Born in: China
Primary research category: Biomedical Engineering
Research location / employer: Harvard Medical School and Brigham and Women's Hospital, Boston, USA
Fellowship dates: 2012-2017

Academic Career

  • Assistant Professor at Harvard Medical School, and Brigham and Women’s Hospital, Boston, USA, 2022–present
  • Lead Investigator, Brigham and Women’s Hospital, Member of the Faculty at Harvard Medical School, Boston, USA, 2021–present
  • Assistant Professor in Thayer School of Engineering, Dartmouth College, USA, 2015-2021
  • Research Scientist in Thayer School of Engineering, Dartmouth College, USA, 2014–2015
  • Research Scientist in Biomedical Engineering, Washington University in St. Louis, USA, 2013–2014
  • Postdoctoral researcher in Biomedical Engineering, Washington University in St. Louis, USA, 2011–2013
  • PhD in Mechanical and Aerospace Engineering, Princeton University, USA, 2012
  • MSc in Materials Physics and Chemistry, Shanghai Jiaotong University, China, 2005

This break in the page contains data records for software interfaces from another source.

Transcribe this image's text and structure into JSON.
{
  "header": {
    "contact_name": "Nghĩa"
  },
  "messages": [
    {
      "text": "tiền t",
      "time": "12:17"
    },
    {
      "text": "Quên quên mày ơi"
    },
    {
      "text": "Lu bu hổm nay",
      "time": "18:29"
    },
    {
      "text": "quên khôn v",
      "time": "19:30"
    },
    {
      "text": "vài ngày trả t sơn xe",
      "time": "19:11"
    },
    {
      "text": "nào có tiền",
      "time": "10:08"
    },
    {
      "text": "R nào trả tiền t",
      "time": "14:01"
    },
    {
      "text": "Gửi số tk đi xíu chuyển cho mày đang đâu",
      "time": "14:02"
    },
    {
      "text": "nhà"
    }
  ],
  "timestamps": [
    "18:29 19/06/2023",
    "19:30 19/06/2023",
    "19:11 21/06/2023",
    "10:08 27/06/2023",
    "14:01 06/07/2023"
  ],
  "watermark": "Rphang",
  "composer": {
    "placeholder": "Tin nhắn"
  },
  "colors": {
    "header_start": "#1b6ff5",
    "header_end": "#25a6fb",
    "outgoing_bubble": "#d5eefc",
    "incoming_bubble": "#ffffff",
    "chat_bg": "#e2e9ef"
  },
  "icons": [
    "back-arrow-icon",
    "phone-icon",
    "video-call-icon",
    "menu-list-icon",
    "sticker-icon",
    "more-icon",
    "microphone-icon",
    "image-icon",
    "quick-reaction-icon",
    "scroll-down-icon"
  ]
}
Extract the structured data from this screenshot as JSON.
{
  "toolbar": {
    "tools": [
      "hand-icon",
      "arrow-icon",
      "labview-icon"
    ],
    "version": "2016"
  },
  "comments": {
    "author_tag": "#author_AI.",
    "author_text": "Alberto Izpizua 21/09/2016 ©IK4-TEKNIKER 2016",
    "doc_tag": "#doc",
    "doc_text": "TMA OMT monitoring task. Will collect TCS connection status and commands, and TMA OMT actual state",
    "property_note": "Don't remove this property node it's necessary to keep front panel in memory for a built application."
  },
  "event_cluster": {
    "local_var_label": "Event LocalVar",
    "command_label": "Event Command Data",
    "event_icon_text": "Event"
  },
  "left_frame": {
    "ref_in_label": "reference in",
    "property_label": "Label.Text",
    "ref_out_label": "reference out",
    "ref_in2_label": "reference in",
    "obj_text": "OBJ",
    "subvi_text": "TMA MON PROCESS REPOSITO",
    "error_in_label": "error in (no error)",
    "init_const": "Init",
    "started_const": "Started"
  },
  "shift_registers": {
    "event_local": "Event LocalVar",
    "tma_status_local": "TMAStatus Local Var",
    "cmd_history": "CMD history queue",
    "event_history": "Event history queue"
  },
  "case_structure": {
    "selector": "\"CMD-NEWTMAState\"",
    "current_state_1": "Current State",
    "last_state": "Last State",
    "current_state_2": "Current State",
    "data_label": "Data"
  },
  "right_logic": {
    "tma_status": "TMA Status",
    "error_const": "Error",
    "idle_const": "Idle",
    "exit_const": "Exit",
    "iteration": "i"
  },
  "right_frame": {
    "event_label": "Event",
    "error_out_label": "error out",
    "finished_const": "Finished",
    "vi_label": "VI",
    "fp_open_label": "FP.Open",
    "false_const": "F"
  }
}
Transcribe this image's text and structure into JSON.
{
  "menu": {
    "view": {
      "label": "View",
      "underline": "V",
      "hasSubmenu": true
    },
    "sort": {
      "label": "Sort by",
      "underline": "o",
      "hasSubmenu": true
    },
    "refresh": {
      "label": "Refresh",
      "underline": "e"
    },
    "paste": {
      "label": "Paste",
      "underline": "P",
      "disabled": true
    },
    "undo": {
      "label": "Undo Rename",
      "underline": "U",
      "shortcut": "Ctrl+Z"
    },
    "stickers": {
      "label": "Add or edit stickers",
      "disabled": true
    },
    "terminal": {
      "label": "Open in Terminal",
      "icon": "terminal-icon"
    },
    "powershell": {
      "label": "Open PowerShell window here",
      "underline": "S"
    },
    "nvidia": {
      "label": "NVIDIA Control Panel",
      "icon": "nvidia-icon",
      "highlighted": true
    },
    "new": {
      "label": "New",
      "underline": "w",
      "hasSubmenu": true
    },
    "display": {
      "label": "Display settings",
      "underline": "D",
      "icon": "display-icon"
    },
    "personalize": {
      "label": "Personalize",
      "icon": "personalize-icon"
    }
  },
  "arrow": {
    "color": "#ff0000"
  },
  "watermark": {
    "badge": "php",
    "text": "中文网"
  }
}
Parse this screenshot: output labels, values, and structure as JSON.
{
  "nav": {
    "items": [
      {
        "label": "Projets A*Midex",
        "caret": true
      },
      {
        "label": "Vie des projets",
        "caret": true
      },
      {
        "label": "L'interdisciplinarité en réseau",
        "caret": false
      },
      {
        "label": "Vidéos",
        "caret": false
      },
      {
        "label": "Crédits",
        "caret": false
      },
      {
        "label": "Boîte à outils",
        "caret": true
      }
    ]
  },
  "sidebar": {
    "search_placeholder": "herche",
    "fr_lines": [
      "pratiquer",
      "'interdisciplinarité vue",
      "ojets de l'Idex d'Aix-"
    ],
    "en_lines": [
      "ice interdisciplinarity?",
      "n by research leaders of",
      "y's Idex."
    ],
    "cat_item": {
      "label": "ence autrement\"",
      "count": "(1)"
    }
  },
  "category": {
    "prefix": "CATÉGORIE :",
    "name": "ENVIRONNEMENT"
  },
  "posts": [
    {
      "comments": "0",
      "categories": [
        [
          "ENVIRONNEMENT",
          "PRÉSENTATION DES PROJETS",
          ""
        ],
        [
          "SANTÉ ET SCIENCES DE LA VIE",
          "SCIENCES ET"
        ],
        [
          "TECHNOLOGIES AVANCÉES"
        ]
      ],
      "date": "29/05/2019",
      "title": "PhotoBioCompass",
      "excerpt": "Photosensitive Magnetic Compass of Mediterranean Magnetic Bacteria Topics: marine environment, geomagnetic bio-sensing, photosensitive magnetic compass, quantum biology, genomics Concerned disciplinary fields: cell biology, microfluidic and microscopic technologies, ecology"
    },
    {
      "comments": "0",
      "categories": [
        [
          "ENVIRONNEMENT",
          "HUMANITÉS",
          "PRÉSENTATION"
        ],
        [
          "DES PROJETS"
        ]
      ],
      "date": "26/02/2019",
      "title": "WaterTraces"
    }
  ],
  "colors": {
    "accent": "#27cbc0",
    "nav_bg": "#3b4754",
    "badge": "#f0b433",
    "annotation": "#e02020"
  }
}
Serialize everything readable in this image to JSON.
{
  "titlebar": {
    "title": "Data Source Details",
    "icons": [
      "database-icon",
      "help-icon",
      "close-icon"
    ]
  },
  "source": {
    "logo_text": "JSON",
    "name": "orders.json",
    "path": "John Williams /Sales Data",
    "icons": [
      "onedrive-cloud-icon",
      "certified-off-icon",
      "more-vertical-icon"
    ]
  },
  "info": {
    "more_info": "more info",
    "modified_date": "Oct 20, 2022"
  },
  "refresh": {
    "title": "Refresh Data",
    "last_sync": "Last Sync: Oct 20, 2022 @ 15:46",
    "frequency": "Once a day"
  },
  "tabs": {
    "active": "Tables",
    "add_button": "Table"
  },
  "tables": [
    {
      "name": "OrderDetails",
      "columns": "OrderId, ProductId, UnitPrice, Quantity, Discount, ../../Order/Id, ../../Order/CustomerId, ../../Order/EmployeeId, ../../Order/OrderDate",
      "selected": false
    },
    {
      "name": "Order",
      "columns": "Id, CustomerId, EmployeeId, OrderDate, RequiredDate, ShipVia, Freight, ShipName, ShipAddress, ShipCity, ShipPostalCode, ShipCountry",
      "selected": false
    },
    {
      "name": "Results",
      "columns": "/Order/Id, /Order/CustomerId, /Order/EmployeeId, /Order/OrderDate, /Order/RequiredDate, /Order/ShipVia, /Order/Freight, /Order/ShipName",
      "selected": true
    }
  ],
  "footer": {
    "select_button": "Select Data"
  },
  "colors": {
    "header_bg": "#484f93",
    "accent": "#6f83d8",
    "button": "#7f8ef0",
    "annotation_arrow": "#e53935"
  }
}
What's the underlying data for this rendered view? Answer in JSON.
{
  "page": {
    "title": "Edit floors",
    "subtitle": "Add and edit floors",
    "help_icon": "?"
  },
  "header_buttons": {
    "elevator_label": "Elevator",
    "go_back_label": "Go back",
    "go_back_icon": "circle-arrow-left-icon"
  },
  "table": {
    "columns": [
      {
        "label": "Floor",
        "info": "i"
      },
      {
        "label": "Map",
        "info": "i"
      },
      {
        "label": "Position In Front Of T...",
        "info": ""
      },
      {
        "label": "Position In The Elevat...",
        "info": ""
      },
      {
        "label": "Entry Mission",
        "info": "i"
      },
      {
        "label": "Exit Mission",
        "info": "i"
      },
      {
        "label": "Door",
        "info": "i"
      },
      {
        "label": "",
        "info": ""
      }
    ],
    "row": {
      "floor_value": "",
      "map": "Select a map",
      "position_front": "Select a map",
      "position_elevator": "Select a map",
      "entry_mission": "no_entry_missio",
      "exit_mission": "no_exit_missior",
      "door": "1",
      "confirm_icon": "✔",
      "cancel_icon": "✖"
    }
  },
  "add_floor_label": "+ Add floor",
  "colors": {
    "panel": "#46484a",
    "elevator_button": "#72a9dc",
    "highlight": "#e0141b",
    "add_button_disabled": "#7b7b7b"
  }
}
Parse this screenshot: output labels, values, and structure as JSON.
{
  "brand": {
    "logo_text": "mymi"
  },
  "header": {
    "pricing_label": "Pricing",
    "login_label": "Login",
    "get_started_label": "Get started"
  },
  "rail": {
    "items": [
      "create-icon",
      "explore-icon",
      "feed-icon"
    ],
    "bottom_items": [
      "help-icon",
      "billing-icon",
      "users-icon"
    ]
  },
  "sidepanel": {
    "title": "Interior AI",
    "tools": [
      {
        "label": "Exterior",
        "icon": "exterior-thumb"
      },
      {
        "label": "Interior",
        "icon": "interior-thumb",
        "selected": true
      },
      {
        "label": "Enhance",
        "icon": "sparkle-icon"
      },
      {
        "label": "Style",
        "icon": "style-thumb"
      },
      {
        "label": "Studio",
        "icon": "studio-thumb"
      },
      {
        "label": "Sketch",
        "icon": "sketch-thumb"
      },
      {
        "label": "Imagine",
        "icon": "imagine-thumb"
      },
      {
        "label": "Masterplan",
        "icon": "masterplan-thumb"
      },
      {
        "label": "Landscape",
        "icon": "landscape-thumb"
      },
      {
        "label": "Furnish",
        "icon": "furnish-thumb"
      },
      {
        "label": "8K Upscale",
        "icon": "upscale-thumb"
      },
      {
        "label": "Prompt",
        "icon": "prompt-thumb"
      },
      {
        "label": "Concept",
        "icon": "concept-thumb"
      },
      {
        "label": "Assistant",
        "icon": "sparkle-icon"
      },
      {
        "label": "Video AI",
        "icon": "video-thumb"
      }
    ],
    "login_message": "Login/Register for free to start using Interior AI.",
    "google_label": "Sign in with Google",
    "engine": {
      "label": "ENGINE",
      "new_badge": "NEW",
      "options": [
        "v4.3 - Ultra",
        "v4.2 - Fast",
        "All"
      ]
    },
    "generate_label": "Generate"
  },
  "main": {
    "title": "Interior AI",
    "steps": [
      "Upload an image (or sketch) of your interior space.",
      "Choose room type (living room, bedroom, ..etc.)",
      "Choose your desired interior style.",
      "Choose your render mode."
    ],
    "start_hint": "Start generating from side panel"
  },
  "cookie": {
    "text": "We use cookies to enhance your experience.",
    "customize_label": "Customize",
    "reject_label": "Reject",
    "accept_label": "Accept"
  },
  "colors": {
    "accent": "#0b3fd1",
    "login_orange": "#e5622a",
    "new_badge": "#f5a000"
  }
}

Fellowship Research

Dr. Zi Chen’s research interests range from solid mechanics and material science to biomechanics and mechanobiology, covering such diverse topics as mechanical instabilities of materials, energy harvesting devices, biomimetic robotics, origami structures, nanofabrication, mechanics of morphogenesis in biological systems (embryonic development, biofilm growth, etc.), and cell biomechanics (e.g., epithelial-to-mesenchymal transition and cancer cell migration).

Mechanical forces play a key role in the shaping of versatile morphologies, especially chiral structures, in both natural and engineered systems. Understanding the role of mechanical stresses and strains is key to deciphering morphogenesis, growth, and collective cell migration. The progress of mechanics in these aspects will facilitate understanding of fundamental problems in mathematics, physics and biology, as well as advance technology of designing smart, stimuli-responsive materials and devices with broad applications in mechanical, aerospace and biomedical engineering.

Major Contributions

  • Unveiling the mechanical principles of multistability in thick origami structures
  • Achieving a multiscale understanding of the biomechanics of venus flytrap’s rapid otion
  • Examining mechanical self-assembly and instability of thin structures at multiple length scales
  • Studying the mechanics of morphogenesis in embryonic brain and heart development

Major Awards

  • International Association of Advanced Materials (IAAM) Innovation Award, 2020
  • National Institute of Health U01 sub-award, 2015-2020
  • Young Investigator Award (co-PI), National Science Foundation of China, 2012-2015
  • American Academy of Mechanics Founder’s Award, 2012
  • Silver Medal, Materials Research Society Graduate Student Award, 2012
  • Sigma Xi GIAR (Grant-in-aid of Research) Award, 2011
  • Daniel and Florence Guggenheim Foundation Fellowship, Princeton University, 2006-2007
  • Sayre Graduate Prize, Princeton University, 2006